  • Symbolism in Different Cultures: In many cultures, myrrh is a symbol of healing, protection, and spirituality. It has been used in religious rituals, including as incense in Christian and Islamic traditions, to purify and sanctify.
    • Historical Context: Historically, myrrh was as valuable as gold and was often given as a gift to kings and deities. It was also used in the embalming and mummification processes in ancient Egypt.
    • Traditional Uses: Beyond its use in perfumery and spiritual practices, myrrh has been used medicinally in various cultures to treat everything from dental ailments to skin conditions.

This comprehensive look at myrrh not only showcases its multifaceted uses and benefits but also illuminates why it continues to be a treasured scent in modern times.

By understanding the depth and breadth of myrrh’s applications and cultural significance, we gain a richer appreciation for this ancient resin’s enduring legacy.

Frequently Asked Questions

What Does Myrrh Smell Like Compared to Frankincense?

  • Comparison with Frankincense: While both resins are used in religious and spiritual contexts, myrrh tends to have a heavier and slightly more medicinal scent compared to frankincense, which is often described as woody and citrusy. Myrrh’s aroma is more earthy and resinous, making it distinctively richer.

Can Myrrh Scent Vary from Batch to Batch?

  • Variations in Scent: Yes, the scent of myrrh can vary depending on several factors, including the species of the Commiphora tree it’s harvested from, the climate, soil conditions of the region, and the time of harvest. These variations make each batch of myrrh uniquely aromatic.

Is Myrrh Scent Safe for Daily Use?

  • Safety for Daily Use: Myrrh is generally safe for use in perfumery and aromatherapy. However, like many essential oils, it should be used in moderation. It is advisable to dilute it properly and conduct a patch test before regular use, especially for those with sensitive skin or specific allergies.

How Long Does Myrrh Scent Last?

  • Longevity of Scent: Myrrh’s scent is particularly long-lasting when used in perfumes or diffused in oil form. Its heavy base notes can linger for hours or even days, depending on the concentration and the medium used.

Can Myrrh Be Used in Homemade Perfumes?

  • Using in DIY Perfumes: Absolutely, myrrh is a popular choice for DIY perfumery projects due to its rich scent and blending capabilities. It works well with a variety of scents, enhancing woody, spicy, or floral notes effectively.

Are There Any Known Allergies to Myrrh?

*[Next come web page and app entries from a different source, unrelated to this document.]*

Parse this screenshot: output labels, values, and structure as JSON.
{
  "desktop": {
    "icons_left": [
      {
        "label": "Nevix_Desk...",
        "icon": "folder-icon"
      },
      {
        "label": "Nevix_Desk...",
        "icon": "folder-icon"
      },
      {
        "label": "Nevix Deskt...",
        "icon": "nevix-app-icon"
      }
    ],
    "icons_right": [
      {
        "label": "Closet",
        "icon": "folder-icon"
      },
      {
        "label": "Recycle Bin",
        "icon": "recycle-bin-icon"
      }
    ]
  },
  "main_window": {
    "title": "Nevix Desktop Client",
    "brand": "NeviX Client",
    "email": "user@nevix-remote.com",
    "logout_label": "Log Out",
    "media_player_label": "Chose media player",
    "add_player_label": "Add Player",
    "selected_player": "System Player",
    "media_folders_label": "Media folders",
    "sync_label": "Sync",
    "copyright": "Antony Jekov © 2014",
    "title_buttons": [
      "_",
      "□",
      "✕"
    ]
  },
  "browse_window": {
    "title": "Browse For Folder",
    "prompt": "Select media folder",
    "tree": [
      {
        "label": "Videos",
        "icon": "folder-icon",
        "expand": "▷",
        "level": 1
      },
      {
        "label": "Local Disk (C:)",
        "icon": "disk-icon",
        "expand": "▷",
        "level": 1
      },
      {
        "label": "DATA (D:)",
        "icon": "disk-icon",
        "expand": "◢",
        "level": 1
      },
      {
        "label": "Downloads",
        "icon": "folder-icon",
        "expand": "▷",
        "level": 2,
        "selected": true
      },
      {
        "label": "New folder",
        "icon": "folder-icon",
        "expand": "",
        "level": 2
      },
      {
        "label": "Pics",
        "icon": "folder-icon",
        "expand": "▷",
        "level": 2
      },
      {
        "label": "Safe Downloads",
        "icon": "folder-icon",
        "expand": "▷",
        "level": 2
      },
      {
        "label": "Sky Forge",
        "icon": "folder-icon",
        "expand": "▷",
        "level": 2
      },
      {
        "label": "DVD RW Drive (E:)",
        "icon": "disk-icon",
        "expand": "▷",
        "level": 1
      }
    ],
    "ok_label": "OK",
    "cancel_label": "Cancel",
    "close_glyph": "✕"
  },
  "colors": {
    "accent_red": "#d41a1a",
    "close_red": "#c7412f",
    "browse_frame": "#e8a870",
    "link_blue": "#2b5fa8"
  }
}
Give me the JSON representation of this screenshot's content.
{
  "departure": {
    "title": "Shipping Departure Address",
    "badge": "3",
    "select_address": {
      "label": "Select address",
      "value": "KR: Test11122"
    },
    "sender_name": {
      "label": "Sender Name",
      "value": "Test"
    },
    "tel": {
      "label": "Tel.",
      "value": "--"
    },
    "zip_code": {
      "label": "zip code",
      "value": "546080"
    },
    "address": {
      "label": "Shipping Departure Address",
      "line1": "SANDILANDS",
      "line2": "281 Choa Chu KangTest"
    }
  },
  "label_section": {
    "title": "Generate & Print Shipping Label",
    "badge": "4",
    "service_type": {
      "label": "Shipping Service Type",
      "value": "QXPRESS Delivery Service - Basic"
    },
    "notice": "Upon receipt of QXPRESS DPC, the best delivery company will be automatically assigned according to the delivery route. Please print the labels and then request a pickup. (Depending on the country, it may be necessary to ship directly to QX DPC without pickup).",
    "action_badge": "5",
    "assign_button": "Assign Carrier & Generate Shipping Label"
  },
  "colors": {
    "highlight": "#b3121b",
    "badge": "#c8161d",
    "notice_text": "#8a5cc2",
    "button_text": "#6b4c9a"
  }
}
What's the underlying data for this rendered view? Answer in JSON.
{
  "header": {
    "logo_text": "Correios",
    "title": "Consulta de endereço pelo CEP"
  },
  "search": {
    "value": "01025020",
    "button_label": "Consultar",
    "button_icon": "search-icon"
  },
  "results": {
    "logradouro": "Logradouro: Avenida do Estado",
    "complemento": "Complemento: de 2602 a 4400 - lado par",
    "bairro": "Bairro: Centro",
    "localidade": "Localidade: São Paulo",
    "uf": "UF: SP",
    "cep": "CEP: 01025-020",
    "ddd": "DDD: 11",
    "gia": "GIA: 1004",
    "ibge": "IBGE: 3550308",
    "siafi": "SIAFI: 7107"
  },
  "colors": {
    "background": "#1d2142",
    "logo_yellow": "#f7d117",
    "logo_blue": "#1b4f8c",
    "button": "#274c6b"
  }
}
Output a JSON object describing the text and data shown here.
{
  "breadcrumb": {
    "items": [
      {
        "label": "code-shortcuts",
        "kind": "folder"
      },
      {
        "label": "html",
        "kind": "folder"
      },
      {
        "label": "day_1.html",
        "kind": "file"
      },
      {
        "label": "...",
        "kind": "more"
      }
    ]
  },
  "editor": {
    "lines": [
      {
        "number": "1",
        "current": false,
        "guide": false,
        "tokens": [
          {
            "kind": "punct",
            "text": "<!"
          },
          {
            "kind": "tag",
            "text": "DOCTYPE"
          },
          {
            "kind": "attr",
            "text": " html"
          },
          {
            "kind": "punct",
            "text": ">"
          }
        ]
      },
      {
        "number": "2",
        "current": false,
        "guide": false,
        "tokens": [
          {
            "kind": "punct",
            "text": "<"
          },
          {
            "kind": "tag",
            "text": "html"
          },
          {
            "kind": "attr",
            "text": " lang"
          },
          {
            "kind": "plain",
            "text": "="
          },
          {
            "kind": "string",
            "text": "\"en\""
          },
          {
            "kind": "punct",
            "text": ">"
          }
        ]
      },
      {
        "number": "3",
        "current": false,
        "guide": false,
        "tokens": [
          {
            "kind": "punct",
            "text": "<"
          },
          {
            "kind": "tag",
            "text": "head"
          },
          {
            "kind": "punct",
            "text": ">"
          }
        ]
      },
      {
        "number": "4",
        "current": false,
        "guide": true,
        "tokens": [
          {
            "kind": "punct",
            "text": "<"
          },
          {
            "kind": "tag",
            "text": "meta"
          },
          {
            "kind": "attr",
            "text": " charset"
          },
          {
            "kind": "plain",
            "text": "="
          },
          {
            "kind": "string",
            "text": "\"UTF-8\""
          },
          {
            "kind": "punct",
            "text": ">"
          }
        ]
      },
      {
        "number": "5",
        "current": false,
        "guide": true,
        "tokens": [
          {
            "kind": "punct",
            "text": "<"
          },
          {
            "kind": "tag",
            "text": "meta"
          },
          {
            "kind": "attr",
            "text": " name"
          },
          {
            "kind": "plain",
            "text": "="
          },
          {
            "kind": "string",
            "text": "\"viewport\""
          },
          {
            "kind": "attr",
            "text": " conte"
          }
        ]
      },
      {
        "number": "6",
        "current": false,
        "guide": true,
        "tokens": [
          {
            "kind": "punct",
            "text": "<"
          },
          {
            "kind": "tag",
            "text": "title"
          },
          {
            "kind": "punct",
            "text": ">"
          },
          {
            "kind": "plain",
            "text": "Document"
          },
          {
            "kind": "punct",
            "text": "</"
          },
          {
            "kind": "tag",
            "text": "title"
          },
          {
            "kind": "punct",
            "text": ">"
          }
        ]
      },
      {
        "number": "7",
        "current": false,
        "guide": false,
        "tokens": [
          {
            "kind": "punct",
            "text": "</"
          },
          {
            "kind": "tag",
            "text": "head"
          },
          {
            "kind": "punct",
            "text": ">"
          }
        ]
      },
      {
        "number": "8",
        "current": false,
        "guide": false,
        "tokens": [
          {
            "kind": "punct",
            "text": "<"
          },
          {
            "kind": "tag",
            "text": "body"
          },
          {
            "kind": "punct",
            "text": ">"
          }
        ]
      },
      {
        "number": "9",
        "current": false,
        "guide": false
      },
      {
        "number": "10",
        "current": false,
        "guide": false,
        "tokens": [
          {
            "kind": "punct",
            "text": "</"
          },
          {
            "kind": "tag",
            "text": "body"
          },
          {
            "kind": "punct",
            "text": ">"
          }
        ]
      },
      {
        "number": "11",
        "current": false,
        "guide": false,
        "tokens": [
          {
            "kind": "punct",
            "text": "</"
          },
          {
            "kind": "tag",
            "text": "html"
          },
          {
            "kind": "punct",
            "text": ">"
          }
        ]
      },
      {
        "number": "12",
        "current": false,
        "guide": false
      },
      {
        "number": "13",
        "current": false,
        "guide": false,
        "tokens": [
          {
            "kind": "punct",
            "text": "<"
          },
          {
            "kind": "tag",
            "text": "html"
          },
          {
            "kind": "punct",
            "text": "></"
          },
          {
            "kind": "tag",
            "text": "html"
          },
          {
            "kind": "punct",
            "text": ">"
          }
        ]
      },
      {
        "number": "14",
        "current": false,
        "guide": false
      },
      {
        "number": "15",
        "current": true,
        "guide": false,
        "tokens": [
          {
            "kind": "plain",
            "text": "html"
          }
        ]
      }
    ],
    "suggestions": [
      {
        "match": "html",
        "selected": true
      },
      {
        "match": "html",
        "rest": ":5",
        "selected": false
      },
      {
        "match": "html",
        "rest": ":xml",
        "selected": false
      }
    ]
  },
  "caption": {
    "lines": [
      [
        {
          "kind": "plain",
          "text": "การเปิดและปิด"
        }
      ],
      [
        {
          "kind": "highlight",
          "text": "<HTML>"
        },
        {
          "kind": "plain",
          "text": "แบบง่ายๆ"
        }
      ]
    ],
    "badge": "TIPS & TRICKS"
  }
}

  • Allergic Reactions: Allergic reactions to myrrh are uncommon but possible. Those with sensitive skin or existing allergies should test the resin or oil on a small patch of skin and wait 24 hours to check for any adverse reactions before widespread use.

Read More: What Does Musk Smell Like {Fragnance Guide}

Leave a Comment